**WORK ITEM**
Could you tally the lines of the entries that carry the string "Pagi"? Reply with the number and nothing more.

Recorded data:
╔══

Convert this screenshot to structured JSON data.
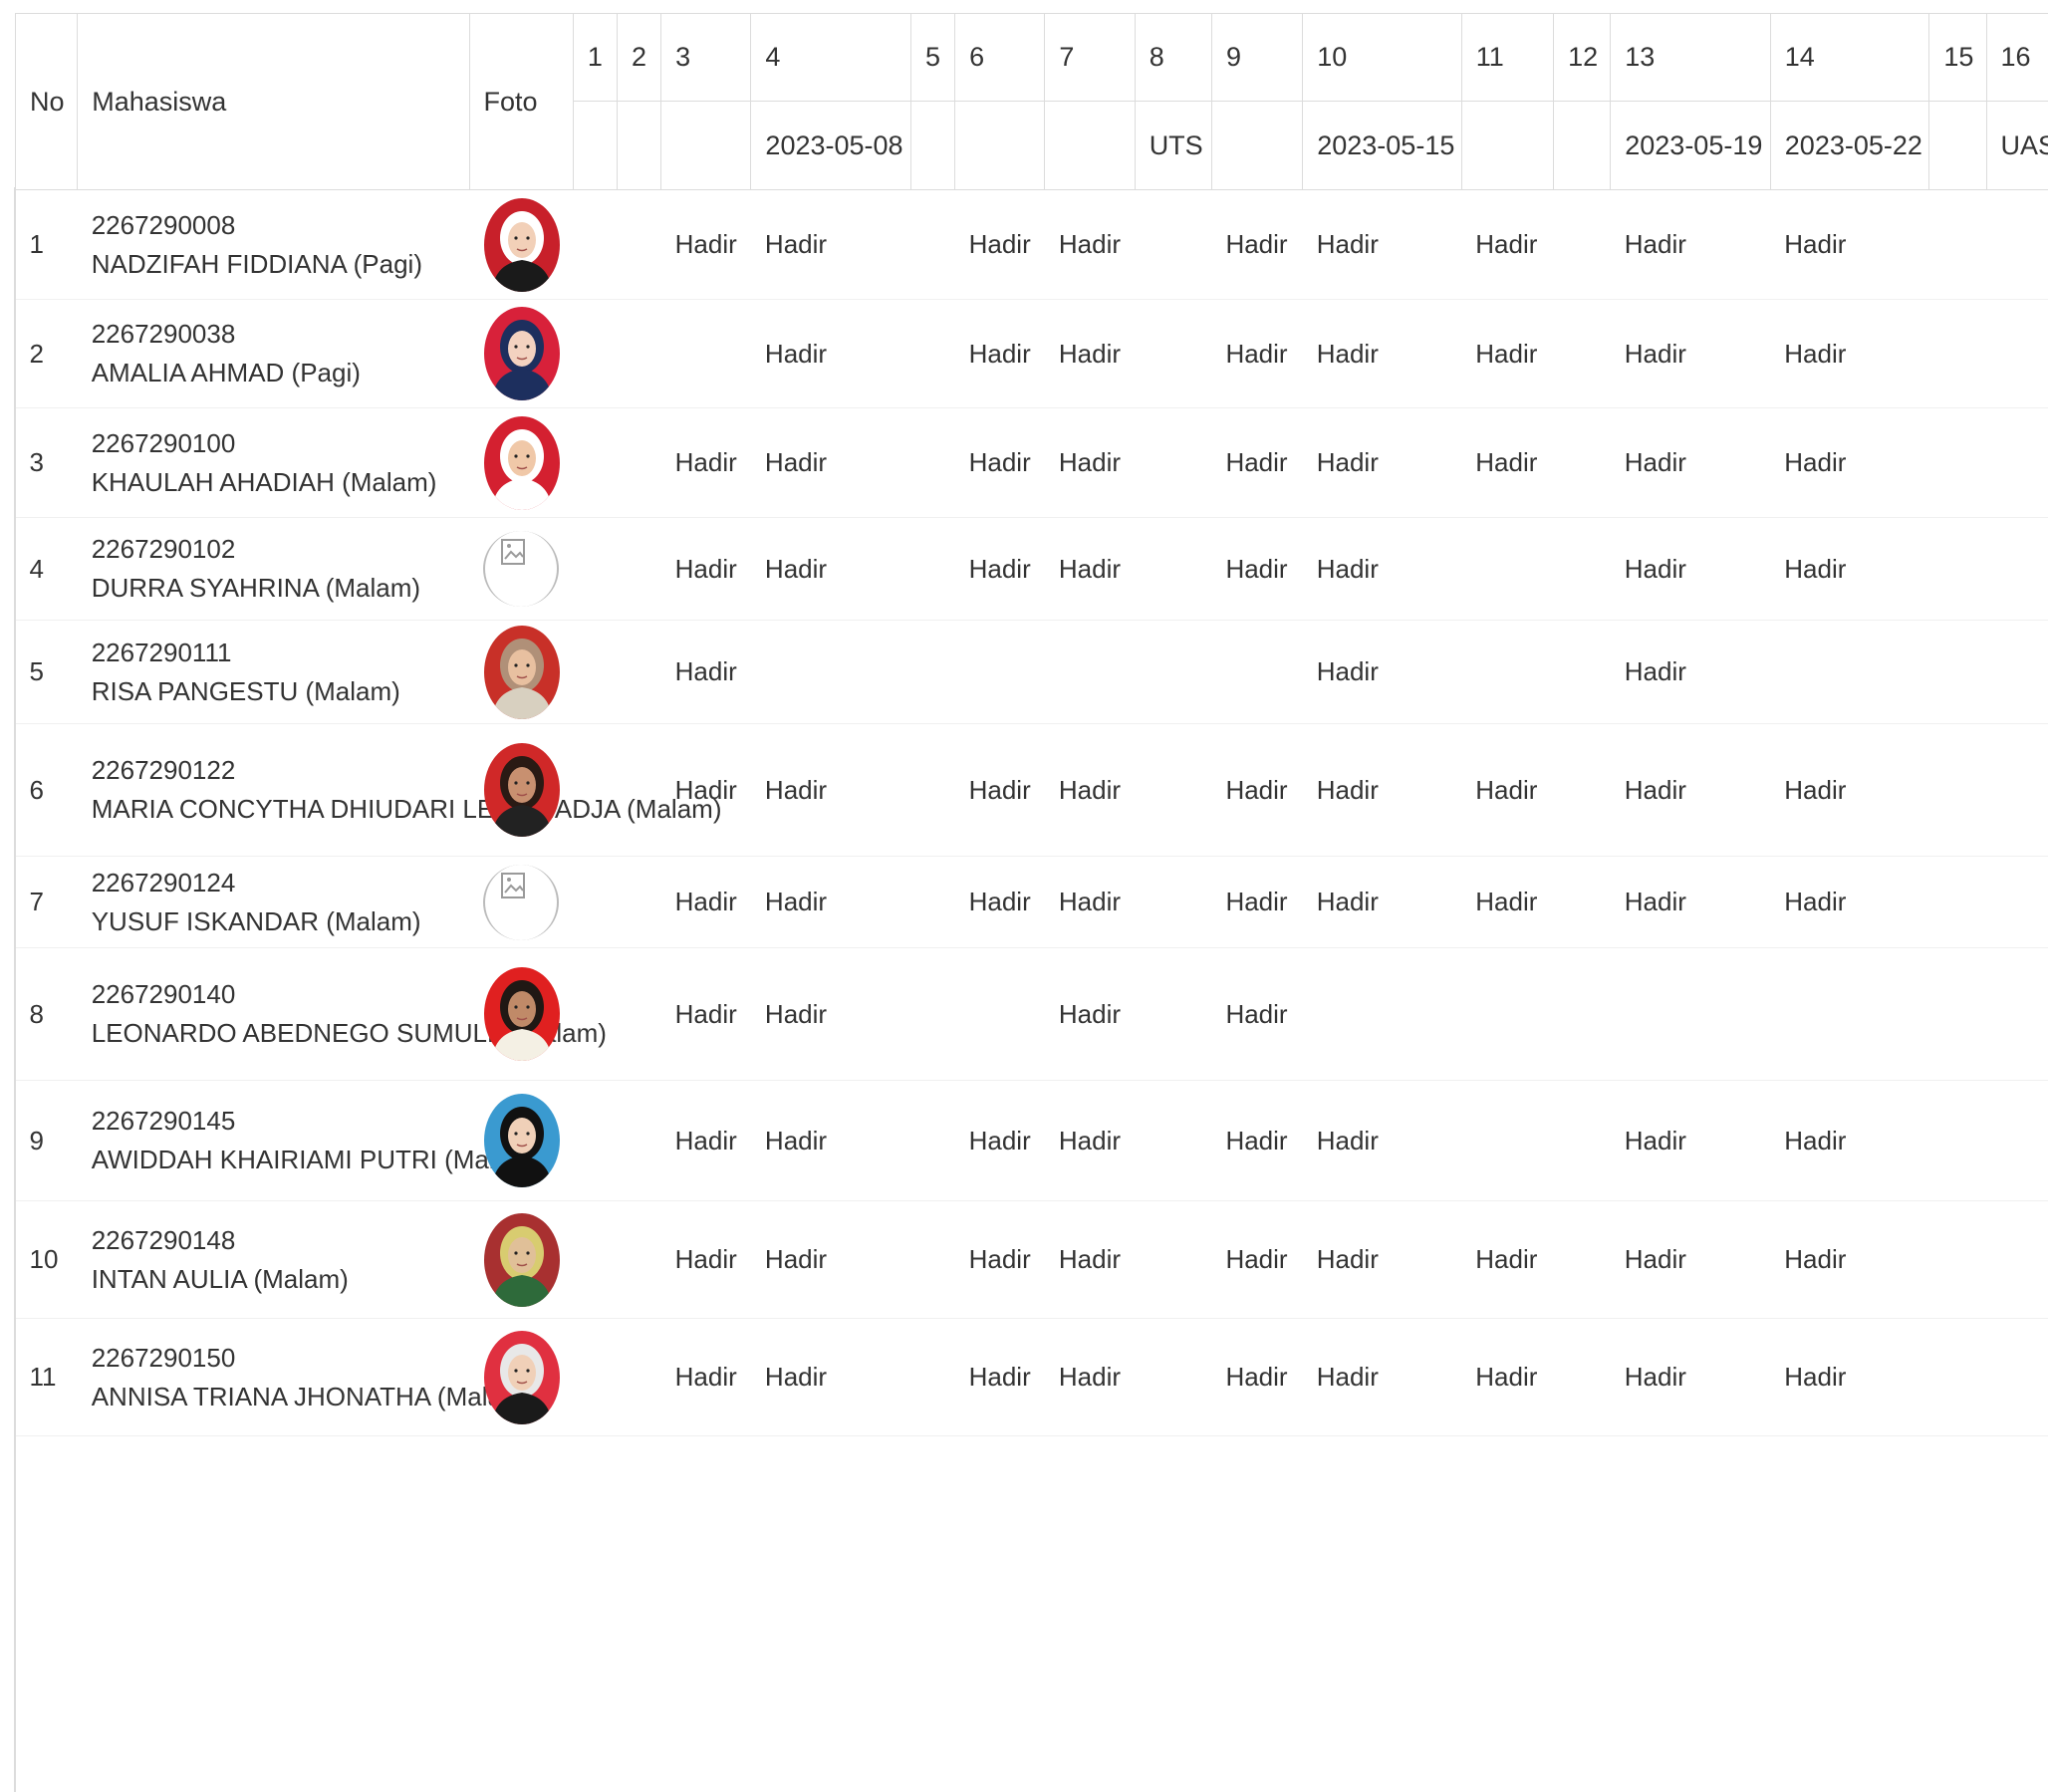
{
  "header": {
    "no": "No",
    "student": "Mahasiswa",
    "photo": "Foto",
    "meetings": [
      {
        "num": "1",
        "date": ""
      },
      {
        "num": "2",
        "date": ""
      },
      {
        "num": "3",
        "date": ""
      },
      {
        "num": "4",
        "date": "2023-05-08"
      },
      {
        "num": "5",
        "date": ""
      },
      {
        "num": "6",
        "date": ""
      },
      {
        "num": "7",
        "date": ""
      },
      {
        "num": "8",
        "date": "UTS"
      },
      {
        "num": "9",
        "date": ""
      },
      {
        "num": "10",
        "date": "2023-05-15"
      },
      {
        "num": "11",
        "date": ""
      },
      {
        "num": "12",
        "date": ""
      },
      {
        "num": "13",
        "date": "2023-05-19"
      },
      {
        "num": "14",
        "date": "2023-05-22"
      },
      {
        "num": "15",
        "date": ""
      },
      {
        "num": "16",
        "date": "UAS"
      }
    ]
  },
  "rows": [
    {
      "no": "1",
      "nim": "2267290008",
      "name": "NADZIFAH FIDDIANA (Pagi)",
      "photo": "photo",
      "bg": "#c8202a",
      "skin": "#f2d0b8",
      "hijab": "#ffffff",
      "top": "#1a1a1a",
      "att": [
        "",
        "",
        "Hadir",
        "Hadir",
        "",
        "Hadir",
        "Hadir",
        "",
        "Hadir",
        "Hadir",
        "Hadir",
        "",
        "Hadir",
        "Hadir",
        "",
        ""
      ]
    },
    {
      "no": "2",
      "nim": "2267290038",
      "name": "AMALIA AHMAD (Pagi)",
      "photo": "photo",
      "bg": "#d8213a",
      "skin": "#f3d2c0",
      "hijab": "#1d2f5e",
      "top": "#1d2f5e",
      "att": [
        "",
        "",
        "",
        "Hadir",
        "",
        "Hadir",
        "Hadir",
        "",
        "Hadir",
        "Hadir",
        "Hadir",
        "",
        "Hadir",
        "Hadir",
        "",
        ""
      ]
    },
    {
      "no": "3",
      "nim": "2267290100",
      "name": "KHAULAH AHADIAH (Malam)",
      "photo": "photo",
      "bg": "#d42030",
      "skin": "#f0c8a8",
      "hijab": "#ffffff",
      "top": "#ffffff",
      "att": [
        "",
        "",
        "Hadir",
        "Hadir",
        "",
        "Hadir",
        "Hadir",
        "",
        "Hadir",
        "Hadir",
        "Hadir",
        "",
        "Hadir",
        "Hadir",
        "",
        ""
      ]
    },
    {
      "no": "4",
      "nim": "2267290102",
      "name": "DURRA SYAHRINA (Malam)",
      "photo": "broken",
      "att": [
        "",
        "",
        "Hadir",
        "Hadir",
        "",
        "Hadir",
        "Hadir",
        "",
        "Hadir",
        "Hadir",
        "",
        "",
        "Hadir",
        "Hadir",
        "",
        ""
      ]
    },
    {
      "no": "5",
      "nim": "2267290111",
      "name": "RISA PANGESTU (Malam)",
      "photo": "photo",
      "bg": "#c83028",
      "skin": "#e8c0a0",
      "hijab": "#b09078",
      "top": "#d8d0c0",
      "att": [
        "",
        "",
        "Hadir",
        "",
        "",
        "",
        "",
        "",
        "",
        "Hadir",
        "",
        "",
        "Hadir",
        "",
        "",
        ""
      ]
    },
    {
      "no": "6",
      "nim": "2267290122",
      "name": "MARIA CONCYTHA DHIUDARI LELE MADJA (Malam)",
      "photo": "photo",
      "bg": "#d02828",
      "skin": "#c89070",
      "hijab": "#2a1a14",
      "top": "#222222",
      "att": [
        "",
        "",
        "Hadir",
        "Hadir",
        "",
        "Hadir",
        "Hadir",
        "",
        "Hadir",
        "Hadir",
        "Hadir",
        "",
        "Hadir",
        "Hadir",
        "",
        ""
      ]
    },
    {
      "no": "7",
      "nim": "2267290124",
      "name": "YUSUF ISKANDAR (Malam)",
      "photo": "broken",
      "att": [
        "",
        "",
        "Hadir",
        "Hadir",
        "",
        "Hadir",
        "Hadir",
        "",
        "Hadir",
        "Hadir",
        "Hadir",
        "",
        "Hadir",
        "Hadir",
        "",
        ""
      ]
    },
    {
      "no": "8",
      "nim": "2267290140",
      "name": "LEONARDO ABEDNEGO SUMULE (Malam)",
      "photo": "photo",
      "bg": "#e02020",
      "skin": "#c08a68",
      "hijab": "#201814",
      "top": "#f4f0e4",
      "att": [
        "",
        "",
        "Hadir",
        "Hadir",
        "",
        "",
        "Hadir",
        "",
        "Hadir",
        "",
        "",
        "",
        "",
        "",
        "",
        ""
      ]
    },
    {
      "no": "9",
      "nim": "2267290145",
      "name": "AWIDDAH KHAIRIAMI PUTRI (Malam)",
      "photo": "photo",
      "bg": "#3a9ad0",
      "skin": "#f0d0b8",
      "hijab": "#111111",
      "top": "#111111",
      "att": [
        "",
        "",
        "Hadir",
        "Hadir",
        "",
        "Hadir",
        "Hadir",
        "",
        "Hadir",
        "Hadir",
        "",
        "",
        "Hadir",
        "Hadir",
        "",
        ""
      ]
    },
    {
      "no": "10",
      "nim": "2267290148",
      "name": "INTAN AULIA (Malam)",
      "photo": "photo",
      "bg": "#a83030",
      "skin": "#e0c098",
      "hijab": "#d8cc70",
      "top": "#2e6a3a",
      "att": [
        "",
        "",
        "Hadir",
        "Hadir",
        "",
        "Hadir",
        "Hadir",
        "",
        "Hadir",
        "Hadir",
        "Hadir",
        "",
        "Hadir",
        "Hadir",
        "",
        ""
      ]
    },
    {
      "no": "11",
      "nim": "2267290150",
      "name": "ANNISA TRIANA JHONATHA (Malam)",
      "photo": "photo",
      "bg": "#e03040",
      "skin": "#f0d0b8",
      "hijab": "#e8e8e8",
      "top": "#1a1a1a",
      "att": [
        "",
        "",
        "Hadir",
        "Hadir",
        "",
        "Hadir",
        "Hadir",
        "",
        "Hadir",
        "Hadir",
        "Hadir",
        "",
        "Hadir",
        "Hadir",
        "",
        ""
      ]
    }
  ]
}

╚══

**RESULT OF THIS EXERCISE**
2